WHAT TO DO:
Scan the lines below for "this" and copy the matches.

DATA PROVIDED section start

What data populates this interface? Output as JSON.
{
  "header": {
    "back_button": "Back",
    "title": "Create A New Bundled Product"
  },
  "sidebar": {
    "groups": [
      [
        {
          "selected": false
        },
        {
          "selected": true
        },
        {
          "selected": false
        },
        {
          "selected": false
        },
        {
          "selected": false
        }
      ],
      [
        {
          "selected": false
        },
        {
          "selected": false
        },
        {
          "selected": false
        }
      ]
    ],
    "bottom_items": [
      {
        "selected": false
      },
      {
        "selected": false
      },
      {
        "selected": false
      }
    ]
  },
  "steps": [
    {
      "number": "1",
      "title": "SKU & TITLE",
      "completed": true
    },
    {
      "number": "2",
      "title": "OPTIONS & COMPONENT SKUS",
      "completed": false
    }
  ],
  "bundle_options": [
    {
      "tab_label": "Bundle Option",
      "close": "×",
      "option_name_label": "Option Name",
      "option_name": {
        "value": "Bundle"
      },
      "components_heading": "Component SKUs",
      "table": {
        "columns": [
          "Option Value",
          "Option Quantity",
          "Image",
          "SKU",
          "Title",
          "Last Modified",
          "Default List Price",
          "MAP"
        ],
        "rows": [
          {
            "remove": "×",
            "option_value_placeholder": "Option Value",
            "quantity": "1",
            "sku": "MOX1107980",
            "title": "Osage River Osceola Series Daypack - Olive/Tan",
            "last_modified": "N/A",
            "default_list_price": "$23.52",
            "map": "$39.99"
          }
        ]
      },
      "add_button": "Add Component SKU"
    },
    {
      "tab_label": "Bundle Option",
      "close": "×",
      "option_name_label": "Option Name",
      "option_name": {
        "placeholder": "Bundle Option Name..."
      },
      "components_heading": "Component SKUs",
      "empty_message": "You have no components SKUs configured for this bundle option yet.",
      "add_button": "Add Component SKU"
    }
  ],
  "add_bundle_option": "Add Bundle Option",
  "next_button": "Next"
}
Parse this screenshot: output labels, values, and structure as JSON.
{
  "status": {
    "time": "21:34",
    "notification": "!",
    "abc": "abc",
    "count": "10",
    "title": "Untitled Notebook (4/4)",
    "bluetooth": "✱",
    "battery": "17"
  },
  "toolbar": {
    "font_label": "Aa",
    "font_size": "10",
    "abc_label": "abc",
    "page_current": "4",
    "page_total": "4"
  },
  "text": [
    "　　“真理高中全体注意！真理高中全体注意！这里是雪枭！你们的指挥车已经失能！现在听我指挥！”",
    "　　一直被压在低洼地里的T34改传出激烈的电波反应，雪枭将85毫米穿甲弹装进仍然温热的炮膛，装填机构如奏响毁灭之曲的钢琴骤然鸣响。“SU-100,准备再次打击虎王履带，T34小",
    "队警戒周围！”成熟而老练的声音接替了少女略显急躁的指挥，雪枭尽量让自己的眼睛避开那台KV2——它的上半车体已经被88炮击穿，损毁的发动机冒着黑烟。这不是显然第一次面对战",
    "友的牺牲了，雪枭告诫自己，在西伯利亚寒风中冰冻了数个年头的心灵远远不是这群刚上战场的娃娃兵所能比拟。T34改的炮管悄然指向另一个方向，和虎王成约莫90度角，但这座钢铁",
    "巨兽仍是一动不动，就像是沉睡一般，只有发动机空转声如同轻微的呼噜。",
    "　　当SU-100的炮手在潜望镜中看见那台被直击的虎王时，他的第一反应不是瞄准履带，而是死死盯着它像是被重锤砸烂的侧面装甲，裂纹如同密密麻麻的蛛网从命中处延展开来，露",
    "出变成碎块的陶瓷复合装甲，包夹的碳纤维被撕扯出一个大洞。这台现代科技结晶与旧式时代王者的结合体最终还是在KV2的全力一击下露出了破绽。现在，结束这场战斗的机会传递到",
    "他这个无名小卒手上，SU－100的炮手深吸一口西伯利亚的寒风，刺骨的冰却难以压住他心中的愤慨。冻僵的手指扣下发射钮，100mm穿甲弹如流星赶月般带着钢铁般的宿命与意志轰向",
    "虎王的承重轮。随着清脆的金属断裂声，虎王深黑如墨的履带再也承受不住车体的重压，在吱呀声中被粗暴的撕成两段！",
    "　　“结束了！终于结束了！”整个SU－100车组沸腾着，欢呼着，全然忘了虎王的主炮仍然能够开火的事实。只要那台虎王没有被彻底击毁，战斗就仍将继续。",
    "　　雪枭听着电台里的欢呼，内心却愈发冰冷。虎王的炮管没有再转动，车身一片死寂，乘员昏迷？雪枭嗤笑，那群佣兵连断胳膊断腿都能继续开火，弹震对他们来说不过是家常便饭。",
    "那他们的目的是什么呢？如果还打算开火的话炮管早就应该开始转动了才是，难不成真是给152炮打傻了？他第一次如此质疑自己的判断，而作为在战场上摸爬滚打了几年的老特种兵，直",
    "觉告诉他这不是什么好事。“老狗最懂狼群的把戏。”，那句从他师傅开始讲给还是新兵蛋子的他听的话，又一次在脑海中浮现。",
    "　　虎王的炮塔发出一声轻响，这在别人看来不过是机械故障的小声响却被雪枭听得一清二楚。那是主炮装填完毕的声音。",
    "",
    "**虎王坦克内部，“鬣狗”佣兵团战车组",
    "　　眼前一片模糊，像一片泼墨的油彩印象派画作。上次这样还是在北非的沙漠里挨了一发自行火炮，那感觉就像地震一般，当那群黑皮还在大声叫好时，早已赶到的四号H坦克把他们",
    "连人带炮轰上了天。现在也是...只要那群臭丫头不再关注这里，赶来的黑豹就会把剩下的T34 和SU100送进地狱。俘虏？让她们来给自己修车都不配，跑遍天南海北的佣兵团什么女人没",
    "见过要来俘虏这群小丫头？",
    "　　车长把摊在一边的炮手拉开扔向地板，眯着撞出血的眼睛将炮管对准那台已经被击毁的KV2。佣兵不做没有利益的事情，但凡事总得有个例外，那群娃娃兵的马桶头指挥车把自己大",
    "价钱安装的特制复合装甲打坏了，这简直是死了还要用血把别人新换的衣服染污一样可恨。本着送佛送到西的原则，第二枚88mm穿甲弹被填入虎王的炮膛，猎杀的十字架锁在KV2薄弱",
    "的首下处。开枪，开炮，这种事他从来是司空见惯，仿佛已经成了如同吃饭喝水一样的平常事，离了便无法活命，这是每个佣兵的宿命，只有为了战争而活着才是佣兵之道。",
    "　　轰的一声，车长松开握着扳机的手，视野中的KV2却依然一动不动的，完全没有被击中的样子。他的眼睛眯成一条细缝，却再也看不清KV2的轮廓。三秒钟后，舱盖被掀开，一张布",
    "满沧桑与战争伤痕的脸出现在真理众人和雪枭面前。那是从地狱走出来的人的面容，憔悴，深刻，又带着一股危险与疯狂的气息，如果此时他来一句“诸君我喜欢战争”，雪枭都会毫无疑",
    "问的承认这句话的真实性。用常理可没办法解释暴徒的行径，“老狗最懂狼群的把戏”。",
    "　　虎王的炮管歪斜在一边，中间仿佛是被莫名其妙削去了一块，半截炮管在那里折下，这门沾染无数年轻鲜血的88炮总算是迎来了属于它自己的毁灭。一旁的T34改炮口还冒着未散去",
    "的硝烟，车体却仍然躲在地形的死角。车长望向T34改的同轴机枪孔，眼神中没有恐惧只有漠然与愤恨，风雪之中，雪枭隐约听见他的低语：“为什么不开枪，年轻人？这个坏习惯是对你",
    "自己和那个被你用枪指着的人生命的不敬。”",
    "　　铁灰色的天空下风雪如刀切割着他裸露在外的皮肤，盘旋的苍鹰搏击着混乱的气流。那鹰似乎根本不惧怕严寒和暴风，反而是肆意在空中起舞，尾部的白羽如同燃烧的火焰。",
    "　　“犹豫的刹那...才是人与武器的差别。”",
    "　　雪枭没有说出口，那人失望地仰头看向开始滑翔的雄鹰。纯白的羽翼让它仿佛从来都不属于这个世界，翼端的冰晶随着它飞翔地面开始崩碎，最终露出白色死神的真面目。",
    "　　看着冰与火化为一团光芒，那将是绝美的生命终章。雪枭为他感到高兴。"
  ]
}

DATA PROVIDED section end

SOLVED EXERCISE:
What data populates this interface? Output as JSON.
      "empty_message": "You have no components SKUs configured for this bundle option yet.",
Parse this screenshot: output labels, values, and structure as JSON.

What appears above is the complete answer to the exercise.